Written by: Enda Walsh, Steve McQueen
Starring: Michael Fassbender, Liam Cunningham, Stuart Graham
Brutal and poignant in its dedication to the materialistic aspects of common humanity, Hunger reconfigures and reenergizes the formal potential of political filmmaking. Directed and co-written by installation artist and Turner Prize winner Steve McQueen, the haunting depiction of IRA hunger striker Bobby Sands’s last weeks of life embraces its context without becoming a walking history textbook. With only a few major characters, one long, tensely-delivered dialogue scene, and moments of mundanity alongside moments of cruelty alongside moments of beauty, Hunger thrives by unflinchingly visualizing the cold reality of the Maze prison in 1981.
Intensely focused on each moment, McQueen’s film opens with the decontextualized daily morning routine of a man who turns out to be a prison guard (Graham), most harrowingly including his check for bombs underneath his car. A face in a mirror, bloodied knuckles, and shoving a uniform in a locker become, under the camera’s sure gaze, isolated events eventually crystallizing into a mosaic, beautiful on their own but disturbing in their building implications. Without knowing every facet of recent Irish political history, an audience member can still make the clearest distinctions between the violent and the violated, and how power is secretly fought by the powerless and how the powerful fight back. Every bit of calm is threatened by turmoil, and every burst of sadism is eventually met by a contemplative solemnity. Nothing is apolitical in these men’s lives, even if their fates are not officially recognized as such. Out of this alternately somber and dizzyingly aggressive maelstrom come Bobby Sands (Fassbender) and a priest (Cunningham) to debate whether Bobby should go through with his proposed hunger strike.

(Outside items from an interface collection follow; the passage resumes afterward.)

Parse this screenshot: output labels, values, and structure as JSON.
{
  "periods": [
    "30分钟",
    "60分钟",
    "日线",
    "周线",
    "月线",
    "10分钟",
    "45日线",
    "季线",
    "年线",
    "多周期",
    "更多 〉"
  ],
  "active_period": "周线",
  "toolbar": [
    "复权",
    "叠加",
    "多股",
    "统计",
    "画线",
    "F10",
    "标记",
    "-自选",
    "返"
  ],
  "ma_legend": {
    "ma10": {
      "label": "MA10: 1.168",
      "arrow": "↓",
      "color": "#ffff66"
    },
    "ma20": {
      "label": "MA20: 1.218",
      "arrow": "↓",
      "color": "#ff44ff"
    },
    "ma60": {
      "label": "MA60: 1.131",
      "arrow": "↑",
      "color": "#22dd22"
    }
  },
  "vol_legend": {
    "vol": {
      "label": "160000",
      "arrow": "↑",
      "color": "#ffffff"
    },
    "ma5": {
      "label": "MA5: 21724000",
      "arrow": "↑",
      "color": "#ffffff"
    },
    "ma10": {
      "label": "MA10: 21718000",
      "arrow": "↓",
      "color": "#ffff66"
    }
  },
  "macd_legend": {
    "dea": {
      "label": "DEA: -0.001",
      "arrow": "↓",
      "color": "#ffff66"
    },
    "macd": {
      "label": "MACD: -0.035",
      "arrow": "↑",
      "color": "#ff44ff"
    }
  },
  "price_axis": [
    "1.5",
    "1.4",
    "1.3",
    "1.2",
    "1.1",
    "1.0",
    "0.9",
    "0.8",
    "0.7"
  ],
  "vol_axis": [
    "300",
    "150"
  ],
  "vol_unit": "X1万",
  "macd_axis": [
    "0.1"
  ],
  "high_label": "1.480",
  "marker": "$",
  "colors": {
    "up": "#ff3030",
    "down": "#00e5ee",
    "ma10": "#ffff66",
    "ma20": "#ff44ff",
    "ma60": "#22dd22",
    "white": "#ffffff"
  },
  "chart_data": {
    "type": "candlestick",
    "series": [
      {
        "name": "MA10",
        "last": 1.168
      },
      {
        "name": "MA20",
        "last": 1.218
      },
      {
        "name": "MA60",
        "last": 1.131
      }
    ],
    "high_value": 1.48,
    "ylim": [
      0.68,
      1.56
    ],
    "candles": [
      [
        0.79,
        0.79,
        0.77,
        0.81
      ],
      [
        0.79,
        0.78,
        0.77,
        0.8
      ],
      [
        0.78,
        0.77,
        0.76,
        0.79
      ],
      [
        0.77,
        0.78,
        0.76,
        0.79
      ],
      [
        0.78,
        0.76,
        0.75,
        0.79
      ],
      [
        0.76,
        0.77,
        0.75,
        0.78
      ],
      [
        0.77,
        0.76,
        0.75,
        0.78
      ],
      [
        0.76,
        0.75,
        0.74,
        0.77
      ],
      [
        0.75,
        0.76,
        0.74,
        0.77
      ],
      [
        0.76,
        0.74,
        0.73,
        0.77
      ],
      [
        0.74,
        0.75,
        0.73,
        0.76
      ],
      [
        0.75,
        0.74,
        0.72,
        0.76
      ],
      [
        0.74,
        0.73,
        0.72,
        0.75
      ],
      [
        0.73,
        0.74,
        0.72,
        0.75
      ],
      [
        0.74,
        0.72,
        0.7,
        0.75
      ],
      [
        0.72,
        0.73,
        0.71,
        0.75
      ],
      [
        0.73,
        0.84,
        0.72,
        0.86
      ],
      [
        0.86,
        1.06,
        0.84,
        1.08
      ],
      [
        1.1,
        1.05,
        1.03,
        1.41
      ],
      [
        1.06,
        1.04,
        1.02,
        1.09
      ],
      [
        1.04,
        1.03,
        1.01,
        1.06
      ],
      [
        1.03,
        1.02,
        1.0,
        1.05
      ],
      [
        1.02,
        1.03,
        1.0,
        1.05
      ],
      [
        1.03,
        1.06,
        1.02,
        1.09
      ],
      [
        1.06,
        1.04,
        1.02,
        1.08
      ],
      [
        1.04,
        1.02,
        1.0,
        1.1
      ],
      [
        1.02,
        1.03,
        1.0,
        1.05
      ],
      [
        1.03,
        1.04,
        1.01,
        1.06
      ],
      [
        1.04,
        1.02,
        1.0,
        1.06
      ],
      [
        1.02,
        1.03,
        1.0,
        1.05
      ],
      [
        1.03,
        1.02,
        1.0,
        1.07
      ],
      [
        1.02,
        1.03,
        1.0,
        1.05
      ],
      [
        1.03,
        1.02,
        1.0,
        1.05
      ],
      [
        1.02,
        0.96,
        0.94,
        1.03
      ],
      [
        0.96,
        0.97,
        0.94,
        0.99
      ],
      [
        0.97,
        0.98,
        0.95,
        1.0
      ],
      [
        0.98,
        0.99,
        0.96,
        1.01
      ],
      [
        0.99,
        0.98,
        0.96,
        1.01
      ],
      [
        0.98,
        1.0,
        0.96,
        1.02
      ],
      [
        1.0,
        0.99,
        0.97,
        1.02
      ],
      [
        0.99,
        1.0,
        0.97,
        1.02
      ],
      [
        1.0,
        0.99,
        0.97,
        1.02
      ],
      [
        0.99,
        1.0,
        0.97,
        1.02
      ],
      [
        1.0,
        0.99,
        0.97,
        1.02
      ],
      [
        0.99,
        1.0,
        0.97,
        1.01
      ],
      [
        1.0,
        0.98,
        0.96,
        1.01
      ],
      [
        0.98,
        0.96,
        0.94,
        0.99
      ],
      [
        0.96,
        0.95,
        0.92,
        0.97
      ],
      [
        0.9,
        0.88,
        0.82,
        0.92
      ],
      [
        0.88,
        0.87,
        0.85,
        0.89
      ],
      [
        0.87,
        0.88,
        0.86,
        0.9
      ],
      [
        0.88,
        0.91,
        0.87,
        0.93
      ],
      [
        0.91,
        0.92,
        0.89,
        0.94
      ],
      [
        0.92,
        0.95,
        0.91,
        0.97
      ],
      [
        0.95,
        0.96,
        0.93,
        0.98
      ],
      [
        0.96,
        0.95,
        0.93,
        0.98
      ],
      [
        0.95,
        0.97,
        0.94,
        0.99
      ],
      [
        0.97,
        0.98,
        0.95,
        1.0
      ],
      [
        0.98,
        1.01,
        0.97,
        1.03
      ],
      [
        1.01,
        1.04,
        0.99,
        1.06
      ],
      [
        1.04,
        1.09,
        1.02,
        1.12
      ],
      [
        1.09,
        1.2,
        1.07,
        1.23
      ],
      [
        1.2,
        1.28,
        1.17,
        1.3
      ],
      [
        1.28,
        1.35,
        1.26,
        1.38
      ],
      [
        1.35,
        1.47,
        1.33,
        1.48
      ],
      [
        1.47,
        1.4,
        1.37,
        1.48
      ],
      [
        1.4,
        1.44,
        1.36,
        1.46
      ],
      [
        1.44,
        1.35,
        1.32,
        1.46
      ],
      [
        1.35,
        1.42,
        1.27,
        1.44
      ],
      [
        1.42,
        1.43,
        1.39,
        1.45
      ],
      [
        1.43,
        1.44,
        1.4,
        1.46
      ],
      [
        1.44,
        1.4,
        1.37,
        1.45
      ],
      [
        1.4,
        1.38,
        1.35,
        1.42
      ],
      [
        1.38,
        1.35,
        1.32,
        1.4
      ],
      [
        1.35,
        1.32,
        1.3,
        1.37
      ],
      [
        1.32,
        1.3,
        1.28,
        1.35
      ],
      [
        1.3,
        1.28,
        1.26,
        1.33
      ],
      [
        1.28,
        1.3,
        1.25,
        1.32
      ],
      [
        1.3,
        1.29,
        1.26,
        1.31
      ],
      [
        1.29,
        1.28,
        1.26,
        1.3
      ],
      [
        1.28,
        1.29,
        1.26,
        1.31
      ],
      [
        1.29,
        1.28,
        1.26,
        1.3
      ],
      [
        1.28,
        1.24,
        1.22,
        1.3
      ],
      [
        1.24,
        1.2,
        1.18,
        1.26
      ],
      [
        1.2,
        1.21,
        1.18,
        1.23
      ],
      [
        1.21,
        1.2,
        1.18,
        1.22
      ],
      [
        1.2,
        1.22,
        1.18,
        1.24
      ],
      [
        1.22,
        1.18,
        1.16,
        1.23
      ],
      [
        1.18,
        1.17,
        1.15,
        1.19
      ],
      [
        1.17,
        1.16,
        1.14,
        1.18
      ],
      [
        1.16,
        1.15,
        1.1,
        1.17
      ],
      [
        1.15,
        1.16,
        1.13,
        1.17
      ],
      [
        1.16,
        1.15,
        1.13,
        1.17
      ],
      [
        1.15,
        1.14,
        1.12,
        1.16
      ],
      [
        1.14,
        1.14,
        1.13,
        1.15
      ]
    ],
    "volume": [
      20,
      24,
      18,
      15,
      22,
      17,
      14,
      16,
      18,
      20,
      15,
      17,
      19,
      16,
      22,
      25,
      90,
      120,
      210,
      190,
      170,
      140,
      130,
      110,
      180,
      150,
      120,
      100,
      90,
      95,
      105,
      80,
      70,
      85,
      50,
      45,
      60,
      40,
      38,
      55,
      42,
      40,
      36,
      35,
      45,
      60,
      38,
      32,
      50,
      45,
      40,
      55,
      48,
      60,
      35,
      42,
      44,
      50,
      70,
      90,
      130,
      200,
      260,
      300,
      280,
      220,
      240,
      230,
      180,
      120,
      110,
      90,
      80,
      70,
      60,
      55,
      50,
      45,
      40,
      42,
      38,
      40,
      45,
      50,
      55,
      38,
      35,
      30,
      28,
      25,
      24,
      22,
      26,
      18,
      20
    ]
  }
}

Their seventeen-minute long take conversation anchors and frames the film around it. While obeying the laws of exposition in detailing the political nuances of what will come after, the scene equally challenges and humanizes Sands as a person, as a leader, as a symbol for his cause. Depending on whether one agrees or not with Sands’s decision to hunger strike, his aggressively noble rationalizations may turn even a folly into a holy one. The unbrokenly shot conversation undoubtedly transcends its gimmick.
The remainder of the film is difficult to watch due to Sands’s minutely detailed physical suffering. As horrifying as the punishing blows and bloodletting of the movie’s first half, it makes it clear that Sands’s body as a vessel for his soul deteriorates rapidly even if that soul does not. Refusing food but unable to stand, Bobby remains defiant to the end. The body itself, in all its honorable, sad fragility as the final landscape for political dissent, takes center stage. The scenes still have a kind of unsentimental, clear-eyed beauty, and Fassbender’s performance makes the relatively superficial aspirations of, say, Christian Bale in The Machinist or even the men in Rescue Dawn, look practically immoral by comparison. In the end, a viewer must make up his or her own mind as to whether the subsequent results are adequately worth the agony endured, but Hunger’s unabashed politics aren’t about agreeing or disagreeing, it’s about recognizing a person’s ability to etch his protest inside and outside, for himself and for others.